→ **Instructions to follow**
Would you retype the listing below exactly as given?

___

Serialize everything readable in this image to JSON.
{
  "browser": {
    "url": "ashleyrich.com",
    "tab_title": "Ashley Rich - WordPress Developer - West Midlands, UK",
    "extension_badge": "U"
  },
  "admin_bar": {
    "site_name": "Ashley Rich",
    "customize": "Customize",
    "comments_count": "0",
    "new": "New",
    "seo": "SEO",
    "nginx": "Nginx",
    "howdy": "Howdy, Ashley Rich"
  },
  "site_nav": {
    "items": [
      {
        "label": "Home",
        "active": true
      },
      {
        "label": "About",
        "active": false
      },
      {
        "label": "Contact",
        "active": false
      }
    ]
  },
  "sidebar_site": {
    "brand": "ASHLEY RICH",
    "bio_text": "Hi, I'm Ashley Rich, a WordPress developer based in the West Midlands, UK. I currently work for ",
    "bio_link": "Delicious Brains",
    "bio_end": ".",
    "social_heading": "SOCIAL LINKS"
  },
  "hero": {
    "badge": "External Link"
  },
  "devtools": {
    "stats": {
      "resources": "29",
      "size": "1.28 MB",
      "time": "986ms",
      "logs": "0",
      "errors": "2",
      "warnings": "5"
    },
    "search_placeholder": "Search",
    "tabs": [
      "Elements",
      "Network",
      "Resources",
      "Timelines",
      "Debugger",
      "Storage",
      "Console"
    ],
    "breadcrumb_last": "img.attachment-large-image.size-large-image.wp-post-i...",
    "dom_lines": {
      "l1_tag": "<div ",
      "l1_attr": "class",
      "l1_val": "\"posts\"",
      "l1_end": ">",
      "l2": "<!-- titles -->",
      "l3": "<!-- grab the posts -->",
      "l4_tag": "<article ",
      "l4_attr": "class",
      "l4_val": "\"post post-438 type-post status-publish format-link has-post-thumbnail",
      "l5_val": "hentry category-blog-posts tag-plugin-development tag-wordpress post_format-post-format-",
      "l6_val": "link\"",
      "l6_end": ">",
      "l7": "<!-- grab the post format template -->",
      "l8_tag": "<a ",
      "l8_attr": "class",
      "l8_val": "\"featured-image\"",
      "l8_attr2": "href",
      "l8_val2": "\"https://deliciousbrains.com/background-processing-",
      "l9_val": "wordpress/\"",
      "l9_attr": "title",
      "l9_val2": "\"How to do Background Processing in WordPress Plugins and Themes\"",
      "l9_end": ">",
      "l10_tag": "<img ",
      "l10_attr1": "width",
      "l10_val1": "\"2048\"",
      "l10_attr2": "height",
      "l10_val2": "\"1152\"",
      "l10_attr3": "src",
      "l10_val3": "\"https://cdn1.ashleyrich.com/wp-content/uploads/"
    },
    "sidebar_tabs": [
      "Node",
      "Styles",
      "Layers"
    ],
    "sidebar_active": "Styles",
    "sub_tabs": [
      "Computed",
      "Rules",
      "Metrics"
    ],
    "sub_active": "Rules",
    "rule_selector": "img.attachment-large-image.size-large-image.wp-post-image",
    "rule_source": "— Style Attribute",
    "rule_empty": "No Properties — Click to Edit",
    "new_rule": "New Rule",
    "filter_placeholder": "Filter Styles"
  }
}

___

→ **Your response**
Serialize everything readable in this image to JSON.
{
  "browser": {
    "url": "ashleyrich.com",
    "tab_title": "Ashley Rich - WordPress Developer - West Midlands, UK",
    "extension_badge": "U"
  },
  "admin_bar": {
    "site_name": "Ashley Rich",
    "customize": "Customize",
    "comments_count": "0",
    "new": "New",
    "seo": "SEO",
    "nginx": "Nginx",
    "howdy": "Howdy, Ashley Rich"
  },
  "site_nav": {
    "items": [
      {
        "label": "Home",
        "active": true
      },
      {
        "label": "About",
        "active": false
      },
      {
        "label": "Contact",
        "active": false
      }
    ]
  },
  "sidebar_site": {
    "brand": "ASHLEY RICH",
    "bio_text": "Hi, I'm Ashley Rich, a WordPress developer based in the West Midlands, UK. I currently work for ",
    "bio_link": "Delicious Brains",
    "bio_end": ".",
    "social_heading": "SOCIAL LINKS"
  },
  "hero": {
    "badge": "External Link"
  },
  "devtools": {
    "stats": {
      "resources": "29",
      "size": "1.28 MB",
      "time": "986ms",
      "logs": "0",
      "errors": "2",
      "warnings": "5"
    },
    "search_placeholder": "Search",
    "tabs": [
      "Elements",
      "Network",
      "Resources",
      "Timelines",
      "Debugger",
      "Storage",
      "Console"
    ],
    "breadcrumb_last": "img.attachment-large-image.size-large-image.wp-post-i...",
    "dom_lines": {
      "l1_tag": "<div ",
      "l1_attr": "class",
      "l1_val": "\"posts\"",
      "l1_end": ">",
      "l2": "<!-- titles -->",
      "l3": "<!-- grab the posts -->",
      "l4_tag": "<article ",
      "l4_attr": "class",
      "l4_val": "\"post post-438 type-post status-publish format-link has-post-thumbnail",
      "l5_val": "hentry category-blog-posts tag-plugin-development tag-wordpress post_format-post-format-",
      "l6_val": "link\"",
      "l6_end": ">",
      "l7": "<!-- grab the post format template -->",
      "l8_tag": "<a ",
      "l8_attr": "class",
      "l8_val": "\"featured-image\"",
      "l8_attr2": "href",
      "l8_val2": "\"https://deliciousbrains.com/background-processing-",
      "l9_val": "wordpress/\"",
      "l9_attr": "title",
      "l9_val2": "\"How to do Background Processing in WordPress Plugins and Themes\"",
      "l9_end": ">",
      "l10_tag": "<img ",
      "l10_attr1": "width",
      "l10_val1": "\"2048\"",
      "l10_attr2": "height",
      "l10_val2": "\"1152\"",
      "l10_attr3": "src",
      "l10_val3": "\"https://cdn1.ashleyrich.com/wp-content/uploads/"
    },
    "sidebar_tabs": [
      "Node",
      "Styles",
      "Layers"
    ],
    "sidebar_active": "Styles",
    "sub_tabs": [
      "Computed",
      "Rules",
      "Metrics"
    ],
    "sub_active": "Rules",
    "rule_selector": "img.attachment-large-image.size-large-image.wp-post-image",
    "rule_source": "— Style Attribute",
    "rule_empty": "No Properties — Click to Edit",
    "new_rule": "New Rule",
    "filter_placeholder": "Filter Styles"
  }
}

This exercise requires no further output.